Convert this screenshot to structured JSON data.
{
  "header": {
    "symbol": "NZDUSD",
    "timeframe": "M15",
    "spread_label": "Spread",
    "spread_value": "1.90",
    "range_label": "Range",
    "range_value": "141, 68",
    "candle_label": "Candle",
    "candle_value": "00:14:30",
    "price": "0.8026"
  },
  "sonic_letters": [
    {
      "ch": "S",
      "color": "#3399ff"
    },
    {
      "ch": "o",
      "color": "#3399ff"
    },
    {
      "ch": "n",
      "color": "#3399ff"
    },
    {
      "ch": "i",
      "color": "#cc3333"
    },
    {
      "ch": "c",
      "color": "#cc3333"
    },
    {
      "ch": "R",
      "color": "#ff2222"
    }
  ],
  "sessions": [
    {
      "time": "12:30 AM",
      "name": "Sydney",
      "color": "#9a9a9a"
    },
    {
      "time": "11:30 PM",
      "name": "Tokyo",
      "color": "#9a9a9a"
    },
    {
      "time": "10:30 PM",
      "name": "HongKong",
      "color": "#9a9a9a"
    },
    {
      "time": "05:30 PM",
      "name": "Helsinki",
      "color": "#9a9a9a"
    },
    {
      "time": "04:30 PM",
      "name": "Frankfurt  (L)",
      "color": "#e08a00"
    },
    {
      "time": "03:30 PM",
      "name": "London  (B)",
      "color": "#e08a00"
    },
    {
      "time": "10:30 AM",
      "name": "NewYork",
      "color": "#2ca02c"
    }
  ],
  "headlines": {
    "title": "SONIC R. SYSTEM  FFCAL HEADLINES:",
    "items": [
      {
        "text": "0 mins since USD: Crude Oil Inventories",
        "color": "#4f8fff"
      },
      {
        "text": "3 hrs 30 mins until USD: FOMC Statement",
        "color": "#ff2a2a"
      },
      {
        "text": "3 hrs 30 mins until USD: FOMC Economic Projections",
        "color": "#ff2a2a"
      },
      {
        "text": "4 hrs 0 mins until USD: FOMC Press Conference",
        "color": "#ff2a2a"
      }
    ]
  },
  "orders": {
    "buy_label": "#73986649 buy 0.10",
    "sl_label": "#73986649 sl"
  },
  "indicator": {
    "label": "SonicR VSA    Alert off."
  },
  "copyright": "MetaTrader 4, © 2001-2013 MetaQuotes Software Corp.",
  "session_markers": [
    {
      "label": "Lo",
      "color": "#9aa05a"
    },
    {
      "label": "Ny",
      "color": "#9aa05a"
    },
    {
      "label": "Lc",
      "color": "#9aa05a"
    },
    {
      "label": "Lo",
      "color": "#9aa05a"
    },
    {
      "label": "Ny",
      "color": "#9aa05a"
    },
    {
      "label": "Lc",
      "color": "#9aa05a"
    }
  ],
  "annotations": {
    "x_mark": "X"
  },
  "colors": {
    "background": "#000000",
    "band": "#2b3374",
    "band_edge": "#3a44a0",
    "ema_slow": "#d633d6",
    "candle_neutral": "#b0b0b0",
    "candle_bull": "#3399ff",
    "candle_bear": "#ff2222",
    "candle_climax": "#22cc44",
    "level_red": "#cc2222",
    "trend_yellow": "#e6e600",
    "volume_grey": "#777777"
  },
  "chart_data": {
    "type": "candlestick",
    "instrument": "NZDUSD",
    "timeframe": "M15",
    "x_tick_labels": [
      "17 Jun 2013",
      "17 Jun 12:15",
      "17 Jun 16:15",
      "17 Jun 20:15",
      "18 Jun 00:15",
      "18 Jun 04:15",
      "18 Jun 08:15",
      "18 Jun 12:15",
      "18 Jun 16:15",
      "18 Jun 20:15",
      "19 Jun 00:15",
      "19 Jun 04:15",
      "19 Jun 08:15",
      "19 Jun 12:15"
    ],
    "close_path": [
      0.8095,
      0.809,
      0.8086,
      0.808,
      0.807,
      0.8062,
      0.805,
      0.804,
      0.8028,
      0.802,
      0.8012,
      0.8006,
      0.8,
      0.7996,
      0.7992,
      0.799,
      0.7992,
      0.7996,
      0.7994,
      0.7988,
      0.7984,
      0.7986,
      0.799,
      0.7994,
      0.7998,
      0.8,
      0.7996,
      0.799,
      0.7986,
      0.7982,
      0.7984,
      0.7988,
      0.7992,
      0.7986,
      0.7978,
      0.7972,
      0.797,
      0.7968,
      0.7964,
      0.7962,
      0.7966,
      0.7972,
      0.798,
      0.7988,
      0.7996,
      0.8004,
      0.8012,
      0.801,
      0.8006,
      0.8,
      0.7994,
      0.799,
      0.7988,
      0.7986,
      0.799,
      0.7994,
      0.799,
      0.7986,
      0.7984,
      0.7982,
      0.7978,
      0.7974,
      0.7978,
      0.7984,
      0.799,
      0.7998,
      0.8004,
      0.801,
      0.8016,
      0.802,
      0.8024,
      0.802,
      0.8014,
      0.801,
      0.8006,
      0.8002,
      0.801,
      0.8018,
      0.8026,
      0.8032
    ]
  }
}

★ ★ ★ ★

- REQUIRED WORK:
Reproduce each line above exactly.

- TASK RESPONSE:
Convert this screenshot to structured JSON data.
{
  "header": {
    "symbol": "NZDUSD",
    "timeframe": "M15",
    "spread_label": "Spread",
    "spread_value": "1.90",
    "range_label": "Range",
    "range_value": "141, 68",
    "candle_label": "Candle",
    "candle_value": "00:14:30",
    "price": "0.8026"
  },
  "sonic_letters": [
    {
      "ch": "S",
      "color": "#3399ff"
    },
    {
      "ch": "o",
      "color": "#3399ff"
    },
    {
      "ch": "n",
      "color": "#3399ff"
    },
    {
      "ch": "i",
      "color": "#cc3333"
    },
    {
      "ch": "c",
      "color": "#cc3333"
    },
    {
      "ch": "R",
      "color": "#ff2222"
    }
  ],
  "sessions": [
    {
      "time": "12:30 AM",
      "name": "Sydney",
      "color": "#9a9a9a"
    },
    {
      "time": "11:30 PM",
      "name": "Tokyo",
      "color": "#9a9a9a"
    },
    {
      "time": "10:30 PM",
      "name": "HongKong",
      "color": "#9a9a9a"
    },
    {
      "time": "05:30 PM",
      "name": "Helsinki",
      "color": "#9a9a9a"
    },
    {
      "time": "04:30 PM",
      "name": "Frankfurt  (L)",
      "color": "#e08a00"
    },
    {
      "time": "03:30 PM",
      "name": "London  (B)",
      "color": "#e08a00"
    },
    {
      "time": "10:30 AM",
      "name": "NewYork",
      "color": "#2ca02c"
    }
  ],
  "headlines": {
    "title": "SONIC R. SYSTEM  FFCAL HEADLINES:",
    "items": [
      {
        "text": "0 mins since USD: Crude Oil Inventories",
        "color": "#4f8fff"
      },
      {
        "text": "3 hrs 30 mins until USD: FOMC Statement",
        "color": "#ff2a2a"
      },
      {
        "text": "3 hrs 30 mins until USD: FOMC Economic Projections",
        "color": "#ff2a2a"
      },
      {
        "text": "4 hrs 0 mins until USD: FOMC Press Conference",
        "color": "#ff2a2a"
      }
    ]
  },
  "orders": {
    "buy_label": "#73986649 buy 0.10",
    "sl_label": "#73986649 sl"
  },
  "indicator": {
    "label": "SonicR VSA    Alert off."
  },
  "copyright": "MetaTrader 4, © 2001-2013 MetaQuotes Software Corp.",
  "session_markers": [
    {
      "label": "Lo",
      "color": "#9aa05a"
    },
    {
      "label": "Ny",
      "color": "#9aa05a"
    },
    {
      "label": "Lc",
      "color": "#9aa05a"
    },
    {
      "label": "Lo",
      "color": "#9aa05a"
    },
    {
      "label": "Ny",
      "color": "#9aa05a"
    },
    {
      "label": "Lc",
      "color": "#9aa05a"
    }
  ],
  "annotations": {
    "x_mark": "X"
  },
  "colors": {
    "background": "#000000",
    "band": "#2b3374",
    "band_edge": "#3a44a0",
    "ema_slow": "#d633d6",
    "candle_neutral": "#b0b0b0",
    "candle_bull": "#3399ff",
    "candle_bear": "#ff2222",
    "candle_climax": "#22cc44",
    "level_red": "#cc2222",
    "trend_yellow": "#e6e600",
    "volume_grey": "#777777"
  },
  "chart_data": {
    "type": "candlestick",
    "instrument": "NZDUSD",
    "timeframe": "M15",
    "x_tick_labels": [
      "17 Jun 2013",
      "17 Jun 12:15",
      "17 Jun 16:15",
      "17 Jun 20:15",
      "18 Jun 00:15",
      "18 Jun 04:15",
      "18 Jun 08:15",
      "18 Jun 12:15",
      "18 Jun 16:15",
      "18 Jun 20:15",
      "19 Jun 00:15",
      "19 Jun 04:15",
      "19 Jun 08:15",
      "19 Jun 12:15"
    ],
    "close_path": [
      0.8095,
      0.809,
      0.8086,
      0.808,
      0.807,
      0.8062,
      0.805,
      0.804,
      0.8028,
      0.802,
      0.8012,
      0.8006,
      0.8,
      0.7996,
      0.7992,
      0.799,
      0.7992,
      0.7996,
      0.7994,
      0.7988,
      0.7984,
      0.7986,
      0.799,
      0.7994,
      0.7998,
      0.8,
      0.7996,
      0.799,
      0.7986,
      0.7982,
      0.7984,
      0.7988,
      0.7992,
      0.7986,
      0.7978,
      0.7972,
      0.797,
      0.7968,
      0.7964,
      0.7962,
      0.7966,
      0.7972,
      0.798,
      0.7988,
      0.7996,
      0.8004,
      0.8012,
      0.801,
      0.8006,
      0.8,
      0.7994,
      0.799,
      0.7988,
      0.7986,
      0.799,
      0.7994,
      0.799,
      0.7986,
      0.7984,
      0.7982,
      0.7978,
      0.7974,
      0.7978,
      0.7984,
      0.799,
      0.7998,
      0.8004,
      0.801,
      0.8016,
      0.802,
      0.8024,
      0.802,
      0.8014,
      0.801,
      0.8006,
      0.8002,
      0.801,
      0.8018,
      0.8026,
      0.8032
    ]
  }
}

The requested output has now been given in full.